Items listed in a dataset:
══════════════════════════════

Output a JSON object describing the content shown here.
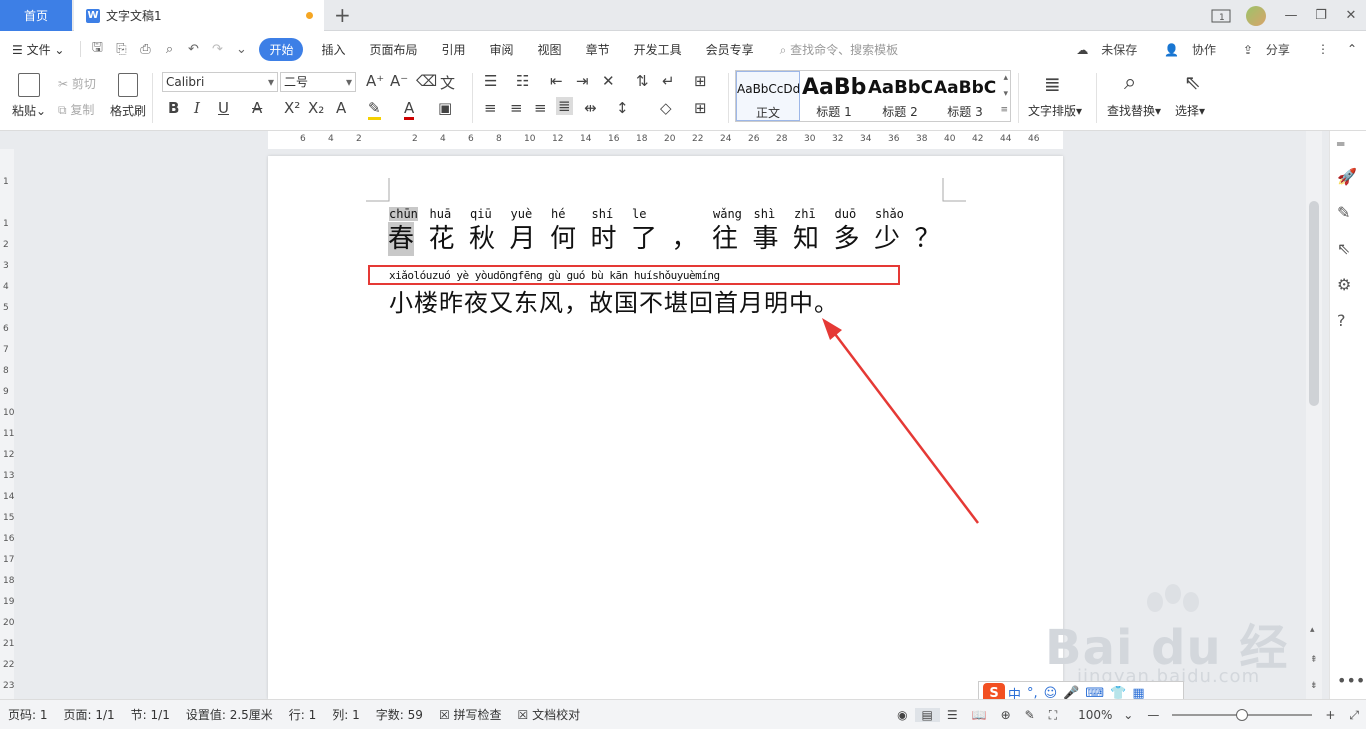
{
  "titlebar": {
    "home_tab": "首页",
    "doc_tab": "文字文稿1",
    "doc_icon": "W",
    "new_tab": "+",
    "page_indicator": "1"
  },
  "menu": {
    "file": "文件",
    "tabs": [
      "开始",
      "插入",
      "页面布局",
      "引用",
      "审阅",
      "视图",
      "章节",
      "开发工具",
      "会员专享"
    ],
    "search_placeholder": "查找命令、搜索模板",
    "unsaved": "未保存",
    "collab": "协作",
    "share": "分享"
  },
  "ribbon": {
    "paste": "粘贴",
    "cut": "剪切",
    "copy": "复制",
    "format_painter": "格式刷",
    "font_name": "Calibri",
    "font_size": "二号",
    "styles": [
      {
        "preview": "AaBbCcDd",
        "label": "正文"
      },
      {
        "preview": "AaBb",
        "label": "标题 1"
      },
      {
        "preview": "AaBbC",
        "label": "标题 2"
      },
      {
        "preview": "AaBbC",
        "label": "标题 3"
      }
    ],
    "text_layout": "文字排版",
    "find_replace": "查找替换",
    "select": "选择"
  },
  "ruler": {
    "h_marks": [
      "6",
      "4",
      "2",
      "",
      "2",
      "4",
      "6",
      "8",
      "10",
      "12",
      "14",
      "16",
      "18",
      "20",
      "22",
      "24",
      "26",
      "28",
      "30",
      "32",
      "34",
      "36",
      "38",
      "40",
      "42",
      "44",
      "46"
    ],
    "v_marks": [
      "1",
      "",
      "1",
      "2",
      "3",
      "4",
      "5",
      "6",
      "7",
      "8",
      "9",
      "10",
      "11",
      "12",
      "13",
      "14",
      "15",
      "16",
      "17",
      "18",
      "19",
      "20",
      "21",
      "22",
      "23"
    ]
  },
  "document": {
    "line1_pinyin": [
      "chūn",
      "huā",
      "qiū",
      "yuè",
      "hé",
      "shí",
      "le",
      "",
      "wǎng",
      "shì",
      "zhī",
      "duō",
      "shǎo",
      ""
    ],
    "line1_chars": [
      "春",
      "花",
      "秋",
      "月",
      "何",
      "时",
      "了",
      "，",
      "往",
      "事",
      "知",
      "多",
      "少",
      "？"
    ],
    "line2_pinyin": "xiǎolóuzuó yè yòudōngfēng  gù guó bù kān huíshǒuyuèmíng",
    "line2_text": "小楼昨夜又东风，故国不堪回首月明中。"
  },
  "ime": {
    "logo": "S",
    "mode": "中"
  },
  "watermark": {
    "brand": "Bai  du 经验",
    "url": "jingyan.baidu.com"
  },
  "status": {
    "page_no": "页码: 1",
    "pages": "页面: 1/1",
    "section": "节: 1/1",
    "setting": "设置值: 2.5厘米",
    "row": "行: 1",
    "col": "列: 1",
    "word_count": "字数: 59",
    "spell_check": "拼写检查",
    "doc_proof": "文档校对",
    "zoom": "100%"
  },
  "colors": {
    "accent": "#3d7fe6",
    "annotation": "#e53935"
  }
}
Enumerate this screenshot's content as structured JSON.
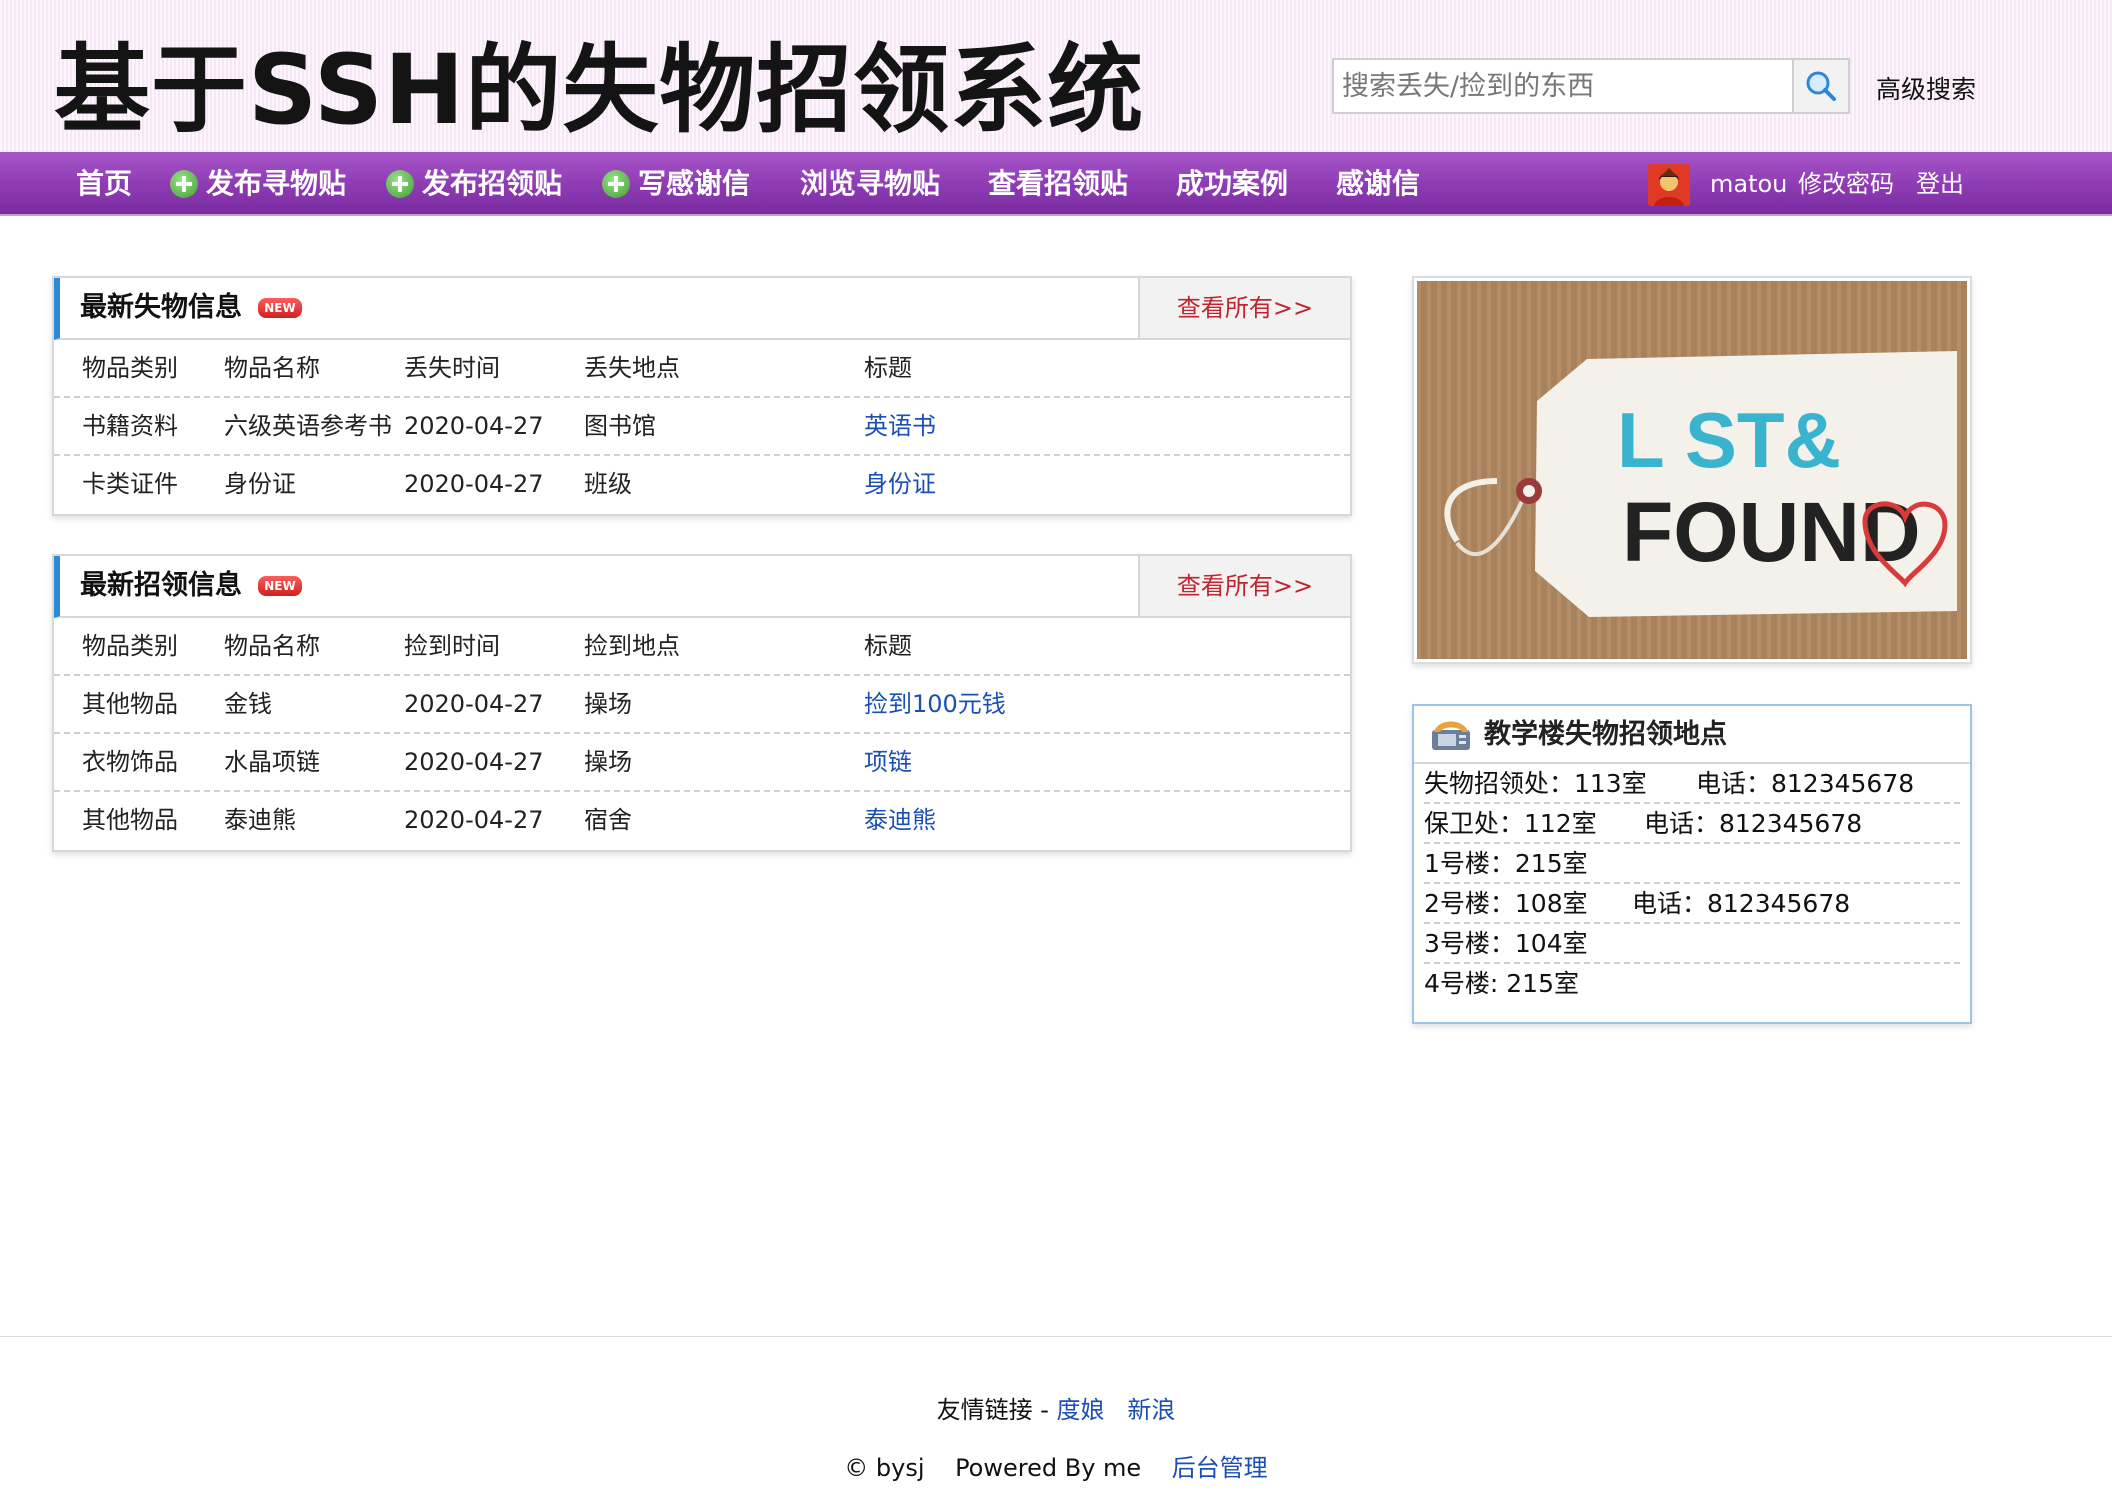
{
  "header": {
    "site_title": "基于SSH的失物招领系统",
    "search_placeholder": "搜索丢失/捡到的东西",
    "advanced_search": "高级搜索"
  },
  "nav": {
    "home": "首页",
    "post_lost": "发布寻物贴",
    "post_found": "发布招领贴",
    "write_thanks": "写感谢信",
    "browse_lost": "浏览寻物贴",
    "view_found": "查看招领贴",
    "success_cases": "成功案例",
    "thanks_letters": "感谢信",
    "username": "matou",
    "change_password": "修改密码",
    "logout": "登出"
  },
  "lost_panel": {
    "title": "最新失物信息",
    "badge": "NEW",
    "view_all": "查看所有>>",
    "headers": [
      "物品类别",
      "物品名称",
      "丢失时间",
      "丢失地点",
      "标题"
    ],
    "rows": [
      {
        "category": "书籍资料",
        "name": "六级英语参考书",
        "time": "2020-04-27",
        "place": "图书馆",
        "title": "英语书"
      },
      {
        "category": "卡类证件",
        "name": "身份证",
        "time": "2020-04-27",
        "place": "班级",
        "title": "身份证"
      }
    ]
  },
  "found_panel": {
    "title": "最新招领信息",
    "badge": "NEW",
    "view_all": "查看所有>>",
    "headers": [
      "物品类别",
      "物品名称",
      "捡到时间",
      "捡到地点",
      "标题"
    ],
    "rows": [
      {
        "category": "其他物品",
        "name": "金钱",
        "time": "2020-04-27",
        "place": "操场",
        "title": "捡到100元钱"
      },
      {
        "category": "衣物饰品",
        "name": "水晶项链",
        "time": "2020-04-27",
        "place": "操场",
        "title": "项链"
      },
      {
        "category": "其他物品",
        "name": "泰迪熊",
        "time": "2020-04-27",
        "place": "宿舍",
        "title": "泰迪熊"
      }
    ]
  },
  "promo": {
    "tag_line1": "L ST&",
    "tag_line2": "FOUND"
  },
  "contact": {
    "title": "教学楼失物招领地点",
    "rows": [
      {
        "place": "失物招领处：113室",
        "phone": "电话：812345678"
      },
      {
        "place": "保卫处：112室",
        "phone": "电话：812345678"
      },
      {
        "place": "1号楼：215室",
        "phone": ""
      },
      {
        "place": "2号楼：108室",
        "phone": "电话：812345678"
      },
      {
        "place": "3号楼：104室",
        "phone": ""
      },
      {
        "place": "4号楼: 215室",
        "phone": ""
      }
    ]
  },
  "footer": {
    "friends_label": "友情链接 -",
    "link1": "度娘",
    "link2": "新浪",
    "copyright": "© bysj",
    "powered": "Powered By me",
    "admin": "后台管理"
  }
}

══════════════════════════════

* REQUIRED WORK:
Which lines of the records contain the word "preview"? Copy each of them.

* SOLUTION TO THIS EXERCISE:
        "preview": "AaBbCcDd",
        "preview": "AaBb",
        "preview": "AaBbC",
        "preview": "AaBbC",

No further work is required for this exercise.